But in public hearings Sims and his staff caught hell from rural landowners and had to back down. Now they propose to allow houses on any lot that was carved out before this year. “People who have already purchased property out there to build their dream home can still do so” under the revised rule, says Grant. Close to a thousand lots will be grandfathered in.

EVEN WITH ALL the loopholes, Sims’ ideas have not been warmly received in the Republican-controlled King County Council—indeed, they may be dead on arrival.

“There are no Republicans willing to vote for any more downzones,” says Republican King County Council member Chris Vance. “It’s simply wrong for the government to say, ‘Here’s what you can or can’t do on your property,’ and then five years later say, ‘Oh, we changed our minds.'”

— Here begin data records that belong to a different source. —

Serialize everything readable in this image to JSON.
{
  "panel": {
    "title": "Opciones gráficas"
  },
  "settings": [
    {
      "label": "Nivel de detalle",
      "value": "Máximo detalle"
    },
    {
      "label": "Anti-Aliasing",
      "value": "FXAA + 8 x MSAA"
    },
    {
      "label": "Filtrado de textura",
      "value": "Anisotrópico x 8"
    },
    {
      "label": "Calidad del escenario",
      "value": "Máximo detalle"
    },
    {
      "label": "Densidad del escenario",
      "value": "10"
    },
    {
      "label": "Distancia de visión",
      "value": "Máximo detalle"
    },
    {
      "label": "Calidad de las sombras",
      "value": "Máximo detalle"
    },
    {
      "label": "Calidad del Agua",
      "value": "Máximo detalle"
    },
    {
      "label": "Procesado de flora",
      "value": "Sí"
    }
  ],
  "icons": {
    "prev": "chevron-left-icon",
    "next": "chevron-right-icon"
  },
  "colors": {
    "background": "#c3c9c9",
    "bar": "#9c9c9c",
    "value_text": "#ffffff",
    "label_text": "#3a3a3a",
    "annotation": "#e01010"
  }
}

Other property rights activists are up in arms as well. “A person’s right to build a cabin on his own property is one of the most—if not the most—fundamental attributes of real property ownership,” declares Bill Kombol, manager of Palmer Coking Coal, a 67-year-old mining company in Black Diamond that still manages some 200 acres of forest land. “Some people seem to think that rights reside with the king, and he grants you privileges,” says Kombol. “But our country was founded on different principles.”

Chris Brownell, a landowner in the Lake Joy area who is actively opposing Sims’ plan, says, “It’s unrealistic to expect no building. If that’s the goal, they should offer to buy everyone out.”

The interest group that would be most directly affected by Sims’ plan—the timber industry—has been relatively quiet so far. Frank Mendizabal, a spokesman for Weyerhaeuser, will say only: “We have an interest in these types of changes and we’re going to continue to monitor what happens.” Of course, the zoning rules aren’t permanent, as the industry well knows, and can be undone again with the next change in county leadership.

BOYAR SAYS THE GILLIS home is “the poster child for what’s going to happen if Sims’ plan isn’t accepted by the county.” Still, is one little house—or even one giant mansion—in the middle of 80 acres such a big deal? Policy analyst Lori Grant says that the problem is the domino effect: “If you have people who are quite wealthy moving deep into the [forest], it will drag more development with them.” In the Gillis case, for example, she says, “Other properties out there that didn’t have hope of getting electricity—and so couldn’t be developed—now might be.”

Eventually, she says, those remote residents start demanding “a full level of services” from government, such as emergency response, fire, police, school buses, and paved roads. They also start to complain about the noise and other unpleasantness that comes from living in close proximity to mining and timber cutting—which, Grant says, “is still a very important industry for King County.”

For his part, Steve Gillis offered this comment when reached at the office of his latest hot biotech company, Corixa: “We are trying to build a single-family house, which is a permitted use of the property we purchased. And we’ve hired some well-trained consultants to help us stay within all regulations.”

Indeed, the Gillises are clearly making some effort to go lightly on their surroundings. According to county files, their housing plan calls for removing only three trees from the site and leaving everything else intact. Only six of their 20 acres will be built on.

And the site doesn’t exactly reside in virgin forest. It’s reached along a gravel and dirt road littered with a couple abandoned shacks and cars, as well as the remnants of a major meth lab that was busted a few years ago. A handsome, now-doomed two-bedroom cabin from the previous owner already sits on the Gilleses’ property.

This part of the Middle Fork has been logged out several times and today is mostly lined with skinny alders, the first tree species to move in after a clearcut. “Forests take time,” says Boyar, as he conducts his tour.

Boyar holds out little hope that he will be able to stop the Gillis project, though he says he’s going to “push for every study possible.” The nonprofit Land Conservancy of Seattle and King County has been trying to interest the biotech executive in another site, so far without success.